From Paris to Present: Addressing Climate Change in the New Year

Secretary-General Interviewed Ahead of COP21 in Paris

Last month, 196 countries reached a historic agreement to address climate change. While the agreement does not address everything—such as the affect of climate change on migrants/refugees—it does seek to set strict limits on emissions and to help developing countries create the infrastructure to meet these limits as well.

While there is much to celebrate, there is also room for skepticism. Given the history of UN multilateral agreements, won’t countries just find another way to dodge their commitments? Will the terms of the agreement be enough to curb the effects of climate change? Will rich countries follow through on their promises to poor countries, and how this will affect aid that is typically used for other forms of development?

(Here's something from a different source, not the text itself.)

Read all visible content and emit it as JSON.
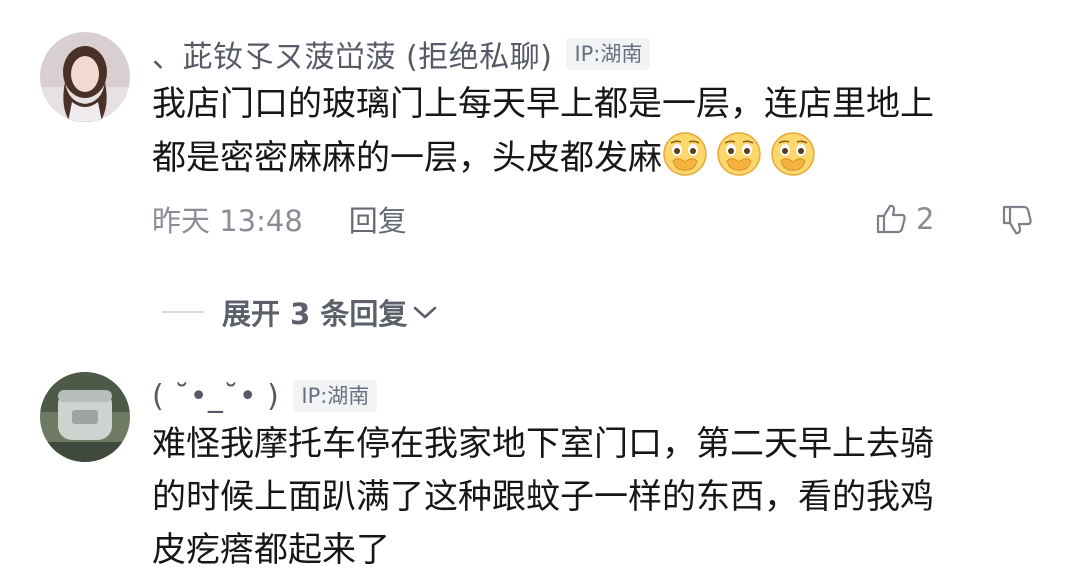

Though the United States cannot act for everyone, its individual actions can have a big influence on whether these concerns become true in the future. What can we do as citizens to ensure our government supports and builds on the work done in Paris? We must urge our representatives to enact national measures such as providing funds to states to convert dirty industries to renewables; mobilizing American businesses to open new markets for renewable industries and tools around the world; and supporting the development of local, sustainable food markets in poor countries by changing the way we regulate aid.

The Drowning and the Displaced

Delegates, including President Obama, at COP21 in Paris (Photo: Presidencia de la República Mexicana,

Record flooding in Chennai this month combined with the UN COP21 Conference has brought climate change once again to the forefront of international discussions. While scientists concede that we cannot link individual events directly to climate change, it is reasonable to infer that the record rainfall and flooding in Chennai is due in part to our deteriorating environment.

However, despite claiming nearly 300 lives, there are signs of hope in Chennai. As schools begin to reopen, we can assume that most citizens will eventually return to their homes. This has not always been the case with weather disasters, and it will likely become even rarer in the future if climate change worsens.

“Environmental refugees” is still a relatively new concept, and the issue was ignored at COP21. The United Nations High Commissioner for Refugees (UNHCR) has compiled materials to prepare for large-scale displacement, but there are pressing legal issues in the way of coping with environmental refugees. The Climate Institute points out:

The United Nations High Commission on Refugees (UNHCR) defines refugees as victims of persecution, war, or civil conflict who have fled their home countries. Refugee status entitles a person to a safe asylum in another country-or in the absence of this possibility, the provision of assistance and aid 'such as financial grants, food, tools and shelter, schools and clinics.'

Climate Security: Building on the Momentum of the Paris Agreement

The Paris climate summit known as COP21 came to an end on Saturday afternoon, December 12, 2015. This was a day later than originally planned to allow for last-minute compromises and an agreement with a few States, mainly Saudi Arabia and Venezuela, so that they would not block a consensus agreement.

All 195 States plus the European Union had to agree. A treaty is not something that can be created by a majority vote as can be done in a UN General Assembly resolution. On April 22, 2016, there will be a high-level signature ceremony. The Treaty must be ratified by 55 States and will come into force in 2020.

The treaty arising from COP21 will replace the Kyoto Protocol. The new treaty is relatively short and clear. However, it is the “Preamble” of 140 paragraphs--not legally binding but where all the analysis and aims are set out--that caused difficulties to reach consensus among States with diverse interpretations of “national interest,” of short- and longer-term perspectives, and of differing access to national expertise.

The preamble has been under negotiations for the past two years. Although most points had been agreed upon well before the Paris conference, some crucial aspects had to be negotiated during the two-week session among heads of government and teams of negotiators, often with a Foreign Minister present.